Badgaiyan continued, “Although very rare, these incidents of harassment and intimidation shocked many of us. I can confidently say that the vast majority of the student body deems them as absolutely unacceptable.
“Many of us have also been working closely with the college to ensure welfare provision and various workshops continue to be in place to make sure students feel both aware and protected – regardless of their age, gender, sexuality or background. Everyone must understand the harm of such disrespect, as well as feel comfortable in speaking up against it.
“While its extremely sad that these incidents have occurred here, I believe it is a symptom of a wider, societal problem that needs to be addressed immediately.”
Badgaiyan praised the College’s response to the recent behaviour reported in Somerville, saying, “I am proud to be part of a college that has been working tirelessly to take a firm step in this direction, confronting the matter with honesty as well as extreme sensitivity.
“This itself is the real Somerville culture – not our immunity from these rare instances, but our ability to stand up and face them with courage and solidarity.”
Dr Prochaska told Cherwell, “The cases we are dealing with are not numerous: just troubling enough to make us take action before the problem grows.
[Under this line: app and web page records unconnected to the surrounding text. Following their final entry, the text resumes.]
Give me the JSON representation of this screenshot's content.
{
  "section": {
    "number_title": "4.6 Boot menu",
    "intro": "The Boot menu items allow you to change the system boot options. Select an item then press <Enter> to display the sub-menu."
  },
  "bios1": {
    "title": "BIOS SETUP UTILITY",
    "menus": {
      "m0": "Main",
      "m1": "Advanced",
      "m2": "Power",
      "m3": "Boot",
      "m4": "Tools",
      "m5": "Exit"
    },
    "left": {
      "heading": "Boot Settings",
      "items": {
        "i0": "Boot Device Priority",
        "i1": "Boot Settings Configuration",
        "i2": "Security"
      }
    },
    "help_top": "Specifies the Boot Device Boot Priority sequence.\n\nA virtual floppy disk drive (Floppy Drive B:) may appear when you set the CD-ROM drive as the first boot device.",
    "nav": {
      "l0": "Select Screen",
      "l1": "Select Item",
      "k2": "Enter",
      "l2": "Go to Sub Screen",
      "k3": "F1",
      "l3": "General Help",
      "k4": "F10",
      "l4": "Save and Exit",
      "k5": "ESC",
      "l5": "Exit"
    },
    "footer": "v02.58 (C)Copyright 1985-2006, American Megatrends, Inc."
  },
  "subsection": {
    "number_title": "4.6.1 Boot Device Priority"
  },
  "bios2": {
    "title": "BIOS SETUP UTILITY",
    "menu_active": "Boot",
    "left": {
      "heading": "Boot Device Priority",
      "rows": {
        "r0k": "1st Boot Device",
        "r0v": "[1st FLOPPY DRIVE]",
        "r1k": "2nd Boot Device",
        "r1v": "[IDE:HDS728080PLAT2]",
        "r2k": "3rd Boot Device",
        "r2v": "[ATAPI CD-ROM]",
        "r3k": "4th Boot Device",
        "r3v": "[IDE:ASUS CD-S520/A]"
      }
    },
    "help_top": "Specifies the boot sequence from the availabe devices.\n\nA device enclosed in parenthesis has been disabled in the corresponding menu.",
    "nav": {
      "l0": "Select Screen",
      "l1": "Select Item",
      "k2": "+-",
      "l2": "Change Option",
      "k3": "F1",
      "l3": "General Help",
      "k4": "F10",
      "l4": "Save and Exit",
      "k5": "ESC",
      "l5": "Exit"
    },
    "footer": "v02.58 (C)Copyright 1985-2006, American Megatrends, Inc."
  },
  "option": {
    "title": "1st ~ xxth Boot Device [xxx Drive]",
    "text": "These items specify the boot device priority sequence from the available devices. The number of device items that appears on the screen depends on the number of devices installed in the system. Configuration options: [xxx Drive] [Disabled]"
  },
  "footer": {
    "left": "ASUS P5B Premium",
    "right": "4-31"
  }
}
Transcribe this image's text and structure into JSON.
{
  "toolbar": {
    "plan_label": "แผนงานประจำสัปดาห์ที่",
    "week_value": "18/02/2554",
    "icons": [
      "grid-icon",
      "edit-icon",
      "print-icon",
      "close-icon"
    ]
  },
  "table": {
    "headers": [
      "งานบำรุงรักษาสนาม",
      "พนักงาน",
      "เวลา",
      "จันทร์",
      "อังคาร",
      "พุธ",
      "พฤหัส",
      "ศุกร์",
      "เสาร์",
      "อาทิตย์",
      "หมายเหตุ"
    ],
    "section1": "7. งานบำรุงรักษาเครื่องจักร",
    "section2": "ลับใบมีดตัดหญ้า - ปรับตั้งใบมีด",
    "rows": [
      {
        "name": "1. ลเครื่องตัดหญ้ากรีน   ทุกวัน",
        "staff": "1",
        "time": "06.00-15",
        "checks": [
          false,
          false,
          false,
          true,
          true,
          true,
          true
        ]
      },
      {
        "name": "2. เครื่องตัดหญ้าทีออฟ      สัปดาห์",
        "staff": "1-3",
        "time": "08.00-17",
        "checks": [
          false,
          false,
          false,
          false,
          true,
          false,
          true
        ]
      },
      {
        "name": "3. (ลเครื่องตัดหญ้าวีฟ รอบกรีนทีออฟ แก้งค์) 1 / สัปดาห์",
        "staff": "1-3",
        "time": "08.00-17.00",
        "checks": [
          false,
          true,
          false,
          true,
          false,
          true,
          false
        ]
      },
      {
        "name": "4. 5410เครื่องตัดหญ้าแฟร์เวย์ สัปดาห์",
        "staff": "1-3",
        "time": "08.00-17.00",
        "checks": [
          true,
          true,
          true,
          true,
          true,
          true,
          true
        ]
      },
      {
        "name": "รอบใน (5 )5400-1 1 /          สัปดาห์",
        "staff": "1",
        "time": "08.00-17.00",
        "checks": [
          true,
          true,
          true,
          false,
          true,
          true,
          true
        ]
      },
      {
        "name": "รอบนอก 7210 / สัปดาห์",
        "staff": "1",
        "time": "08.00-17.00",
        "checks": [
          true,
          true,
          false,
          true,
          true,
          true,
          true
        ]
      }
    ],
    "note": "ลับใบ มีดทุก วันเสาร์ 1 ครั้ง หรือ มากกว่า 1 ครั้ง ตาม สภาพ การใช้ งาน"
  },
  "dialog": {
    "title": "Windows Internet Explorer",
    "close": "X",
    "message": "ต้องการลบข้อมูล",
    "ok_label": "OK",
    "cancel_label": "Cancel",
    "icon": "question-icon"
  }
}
Somerville is a lovely, welcoming, inclusive and tolerant place. Our students tell me that this college feels like home; it is a place where everyone can be themselves.
“The College is notable for its relaxed and mutually respectful climate; and we all feel proud of it. These instances of disrespectful behaviour are truly unusual.
“I am confident, now that the college community is aware, that this kind of conduct will die away. It is important for the students themselves to call out their peers on poor behaviour. Often, the people responsible may not realise the impact they are having on others; and once they do realise, I believe they will stop.”
Dr Prochaska further added, “We are acting now to try to help our students to stamp out this small growth in an undesirable culture: so that there is no lingering bad influence when our new first years arrive.
“At Somerville, we have always promoted an inclusive, tolerant and diverse ethic; and the vast majority of our students appreciate this and promote it too. Against this proud tradition, it is disappointing when any students, however small the number, start intimidating others.
“I am delighted that Somerville’s student body is speaking out about these issues. The College’s officers and the JCR are working together to address these worrying reports. Intimidating behaviour has no place at Somerville. Between us, we need to take decisive action.”
Elliot Howard-Spink, one of Somerville’s Welfare Reps, told Cherwell, “All members of the JCR have come together over the past week in agreement that any behaviours which may elicit intimidation of any kind within college are not welcome.
“It’s been good to see the JCR and College addressing reported issues surrounding harassment in a proactive manner, and we all hope that Somerville will continue to keep its reputation as a welcoming and safe college.”